Finding a career goes beyond just getting hired. It is about finding an opportunity to express your strengths, talents, and passions through your daily work. Both the organization and the job seeker should feel like they are making the best choice. The interview is just as much an opportunity for you to learn about the organization as it is for the organization to learn about you.

Especially in a difficult job market, it is beneficial for you to learn about the nature of the organization, its people and environment, and the details of the job before your interview. Is it a place you can grow and develop to meet your goals? Is it a place you will want to go every day?

Do your research. The interviewer will expect you to know something about their industry, what they do, and the job description of the position you are interviewing for. This is your chance to express your interest through questions and observations. 

Take Action:

Prepare for your interview by researching the company. Use the list below to get ideas about where to start: 

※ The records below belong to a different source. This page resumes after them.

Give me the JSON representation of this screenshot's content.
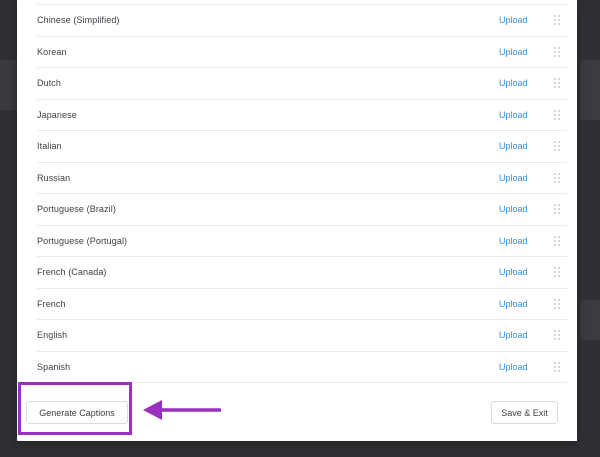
{
  "languages": [
    {
      "name": "Chinese (Simplified)",
      "action": "Upload"
    },
    {
      "name": "Korean",
      "action": "Upload"
    },
    {
      "name": "Dutch",
      "action": "Upload"
    },
    {
      "name": "Japanese",
      "action": "Upload"
    },
    {
      "name": "Italian",
      "action": "Upload"
    },
    {
      "name": "Russian",
      "action": "Upload"
    },
    {
      "name": "Portuguese (Brazil)",
      "action": "Upload"
    },
    {
      "name": "Portuguese (Portugal)",
      "action": "Upload"
    },
    {
      "name": "French (Canada)",
      "action": "Upload"
    },
    {
      "name": "French",
      "action": "Upload"
    },
    {
      "name": "English",
      "action": "Upload"
    },
    {
      "name": "Spanish",
      "action": "Upload"
    }
  ],
  "footer": {
    "generate_label": "Generate Captions",
    "save_exit_label": "Save & Exit"
  },
  "icons": {
    "row_handle": "drag-handle-icon",
    "annotation_arrow": "arrow-left-icon"
  },
  "colors": {
    "link": "#2f8fe0",
    "highlight": "#9b2fc0",
    "backdrop": "#2f3033"
  }
}
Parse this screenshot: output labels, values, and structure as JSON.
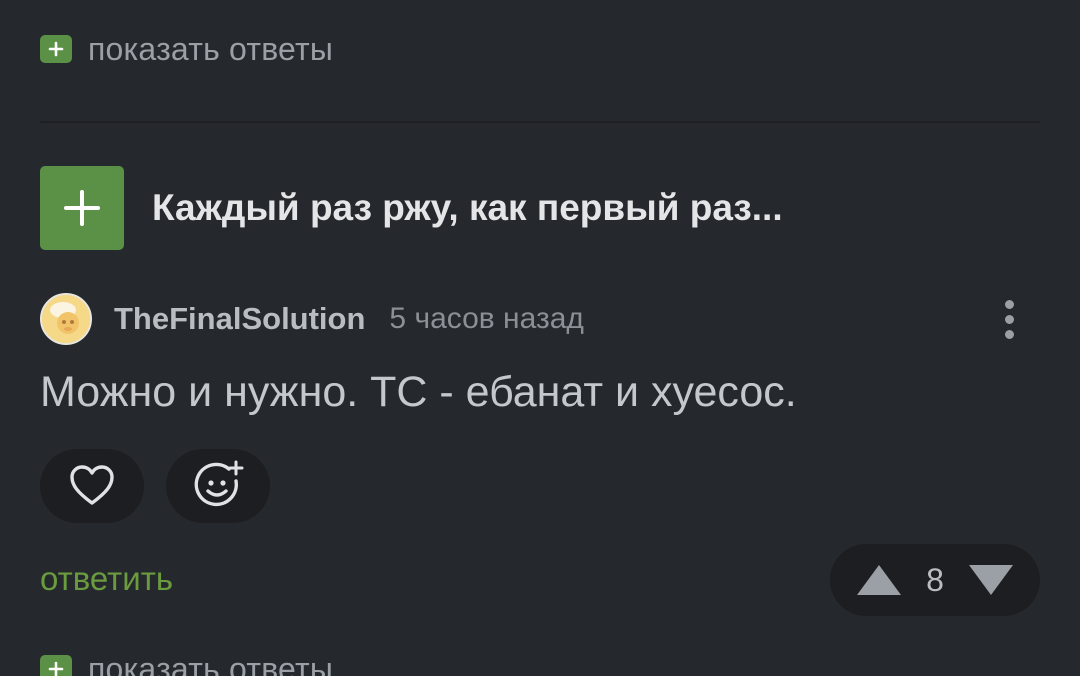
{
  "show_replies_top": {
    "label": "показать ответы"
  },
  "post": {
    "title": "Каждый раз ржу, как первый раз...",
    "author": "TheFinalSolution",
    "timestamp": "5 часов назад",
    "body": "Можно и нужно. ТС - ебанат и хуесос.",
    "reply_label": "ответить",
    "rating": "8"
  },
  "show_replies_bottom": {
    "label": "показать ответы"
  },
  "colors": {
    "background": "#25282c",
    "accent_green": "#5b9146",
    "reply_green": "#6a9b3f",
    "pill_bg": "#1c1e21"
  },
  "icons": {
    "expand": "plus-icon",
    "like": "heart-icon",
    "react": "emoji-add-icon",
    "more": "more-vertical-icon",
    "upvote": "triangle-up-icon",
    "downvote": "triangle-down-icon"
  }
}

  • Look through the company's website
  • Follow the company’s LinkedIn and/or Facebook page
  • Do a LinkedIn search to identify potential network connections within the company
  • Join the discussion on LinkedIn industry groups
  • Seek a company connection through your network
  • Set up a Google Alert for that company or hiring agent
  • Join job search sites that often have company information
  • See Hoovers, Dunn & Bradstreet for business info online
  • Access Dunns Million Dollar List, which has names of key officers you could follow online
  • RSS subscribe to the company blog
  • Check GlassDoor.com for salary information

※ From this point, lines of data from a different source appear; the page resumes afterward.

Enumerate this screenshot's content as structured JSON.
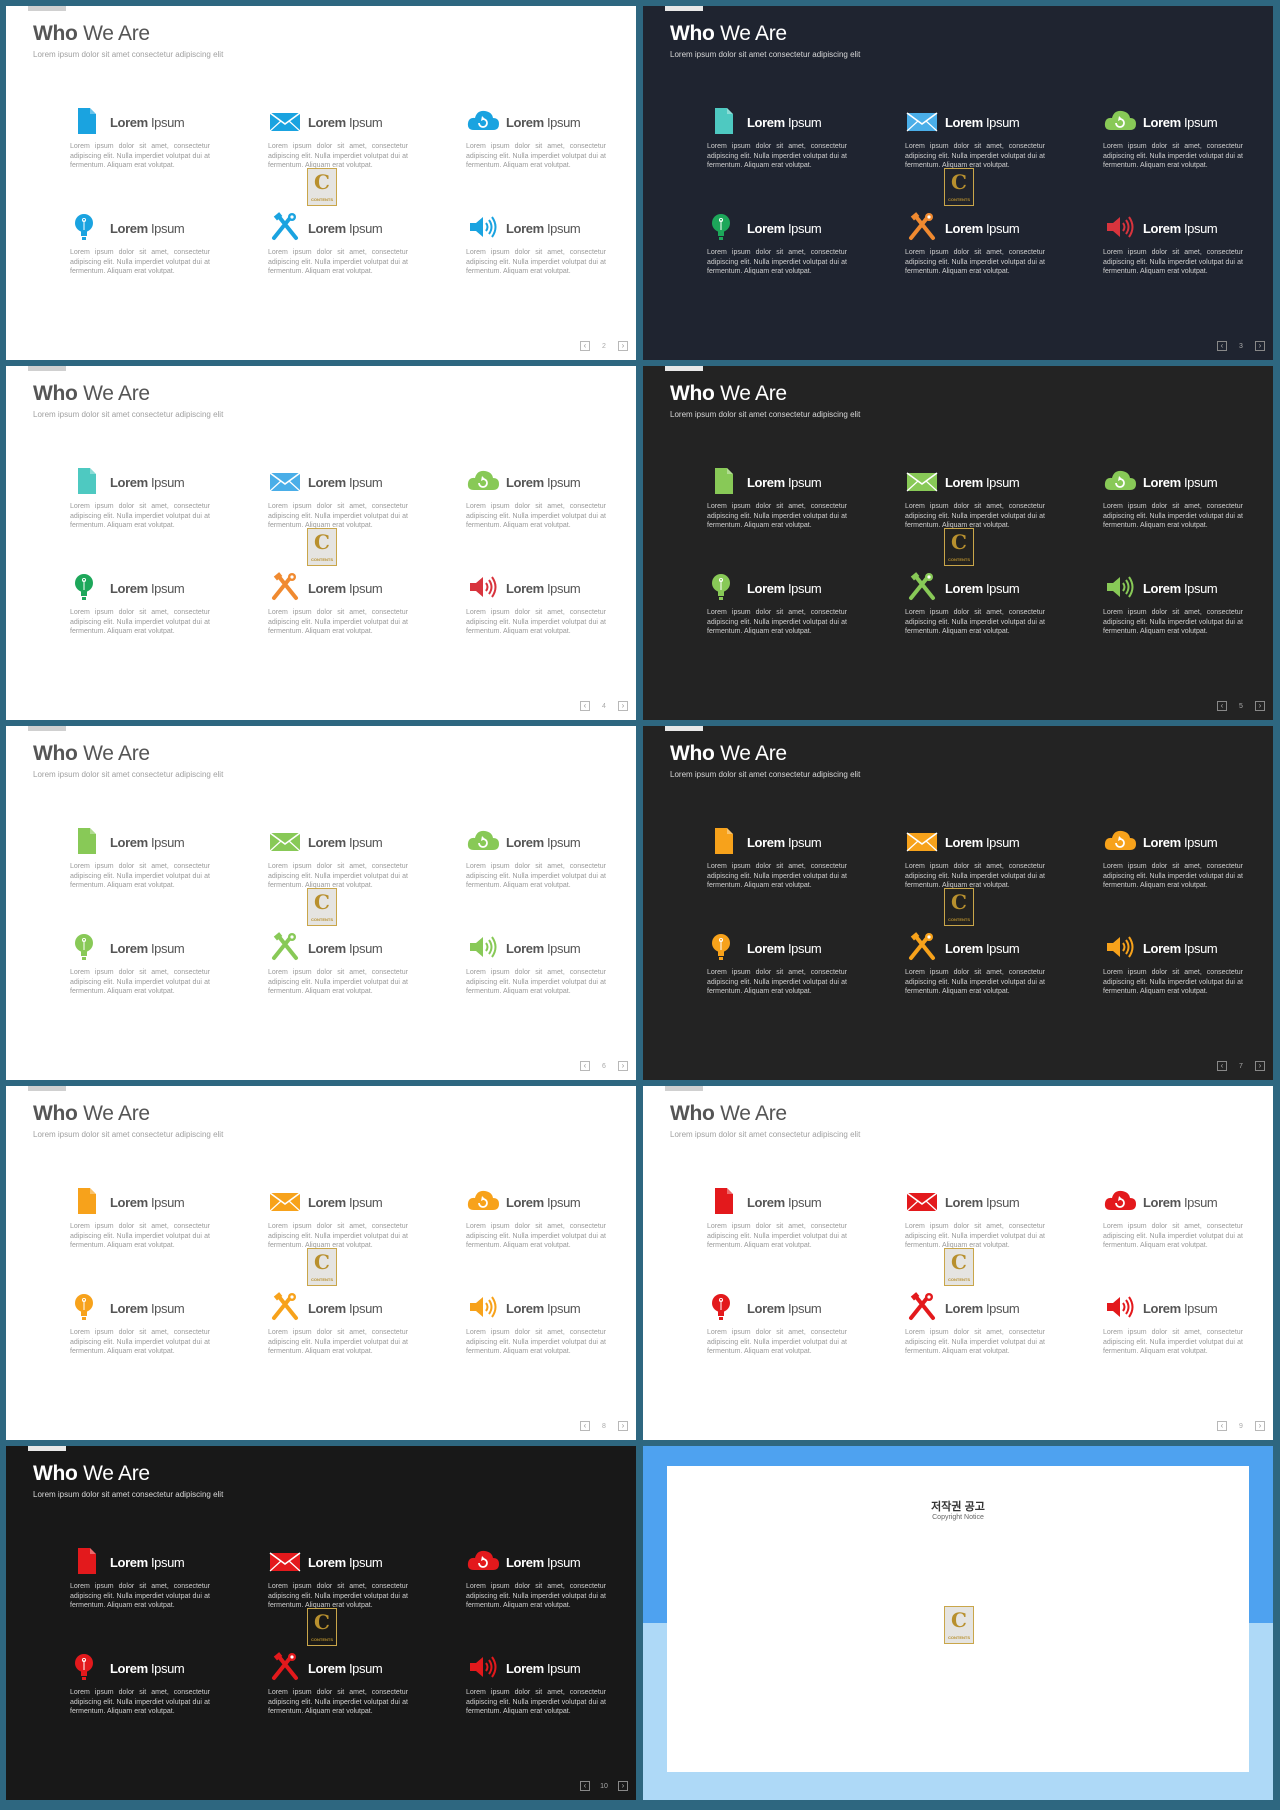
{
  "colors": {
    "page_background": "#2e6780",
    "white_slide": "#ffffff",
    "navy_slide": "#1f2430",
    "charcoal_slide": "#232323",
    "black_slide": "#181818",
    "blue": "#1aa3e0",
    "teal": "#4ec9c1",
    "sky": "#4aaee8",
    "lime": "#88c957",
    "green": "#1da75a",
    "orange": "#f08a30",
    "amber": "#f7a21b",
    "red": "#e3191c",
    "crimson": "#d8343d",
    "watermark_gold": "#b8902e"
  },
  "slide_template": {
    "title_bold": "Who",
    "title_rest": " We Are",
    "subtitle": "Lorem ipsum dolor sit amet consectetur adipiscing elit",
    "feature_label_bold": "Lorem",
    "feature_label_rest": " Ipsum",
    "feature_desc": "Lorem ipsum dolor sit amet, consectetur adipiscing elit. Nulla imperdiet volutpat dui at fermentum. Aliquam erat volutpat.",
    "pager_prev": "‹",
    "pager_next": "›",
    "watermark_letter": "C",
    "watermark_text": "CONTENTS"
  },
  "features": [
    {
      "icon": "document-icon"
    },
    {
      "icon": "envelope-icon"
    },
    {
      "icon": "cloud-refresh-icon"
    },
    {
      "icon": "lightbulb-icon"
    },
    {
      "icon": "tools-icon"
    },
    {
      "icon": "speaker-icon"
    }
  ],
  "slides": [
    {
      "page": "2",
      "theme": "light",
      "bg": "#ffffff",
      "icon_colors": [
        "#1aa3e0",
        "#1aa3e0",
        "#1aa3e0",
        "#1aa3e0",
        "#1aa3e0",
        "#1aa3e0"
      ]
    },
    {
      "page": "3",
      "theme": "dark",
      "bg": "#1f2430",
      "icon_colors": [
        "#4ec9c1",
        "#4aaee8",
        "#88c957",
        "#1da75a",
        "#f08a30",
        "#d8343d"
      ]
    },
    {
      "page": "4",
      "theme": "light",
      "bg": "#ffffff",
      "icon_colors": [
        "#4ec9c1",
        "#4aaee8",
        "#88c957",
        "#1da75a",
        "#f08a30",
        "#d8343d"
      ]
    },
    {
      "page": "5",
      "theme": "dark",
      "bg": "#232323",
      "icon_colors": [
        "#88c957",
        "#88c957",
        "#88c957",
        "#88c957",
        "#88c957",
        "#88c957"
      ]
    },
    {
      "page": "6",
      "theme": "light",
      "bg": "#ffffff",
      "icon_colors": [
        "#88c957",
        "#88c957",
        "#88c957",
        "#88c957",
        "#88c957",
        "#88c957"
      ]
    },
    {
      "page": "7",
      "theme": "dark",
      "bg": "#232323",
      "icon_colors": [
        "#f7a21b",
        "#f7a21b",
        "#f7a21b",
        "#f7a21b",
        "#f7a21b",
        "#f7a21b"
      ]
    },
    {
      "page": "8",
      "theme": "light",
      "bg": "#ffffff",
      "icon_colors": [
        "#f7a21b",
        "#f7a21b",
        "#f7a21b",
        "#f7a21b",
        "#f7a21b",
        "#f7a21b"
      ]
    },
    {
      "page": "9",
      "theme": "light",
      "bg": "#ffffff",
      "icon_colors": [
        "#e3191c",
        "#e3191c",
        "#e3191c",
        "#e3191c",
        "#e3191c",
        "#e3191c"
      ]
    },
    {
      "page": "10",
      "theme": "dark",
      "bg": "#181818",
      "icon_colors": [
        "#e3191c",
        "#e3191c",
        "#e3191c",
        "#e3191c",
        "#e3191c",
        "#e3191c"
      ]
    }
  ],
  "copyright": {
    "title": "저작권 공고",
    "subtitle": "Copyright Notice",
    "paragraphs": [
      "",
      "",
      "",
      "",
      ""
    ]
  }
}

Once you have done your research, it is time to prepare your questions for the interviewer. An interview is a reciprocal exchange of information, so employers will expect you to ask some questions. This is your chance to learn important information about the opportunity so you can make an informed decision. And it is also a way to make a good impression by showing the interviewer you care enough to learn about their company. Here is a short list of questions to get you started.

  • Over the past two years, what are the key changes that have impacted the organization? What changes do you see taking place in the future?
  • What do you believe makes this company stand out from your primary competitors?
  • What is driving the need to fill this position?
  • What does an average day look like for someone in this position?
  • Does this position allow for growth? What is the next position after this one? What is the progression of steps to get there?
  • How is performance measured?
  • How do you train employees for the necessary job-specific processes and procedures?
  • Are there any additional required certifications for the work I would do? Are those certification programs sponsored by the company?
  • How much travel is expected in this position and in the next few steps along the career path?
  • How long have you been with the organization?
  • What is your favorite thing about working here? What is the greatest challenge for you or for others in my job area?
  • In what ways do you see my strengths and skills benefitting my prospective team?

Check out this  article, Interview Questions to Ask the Employer (and What Not to Ask), to help in your preparation.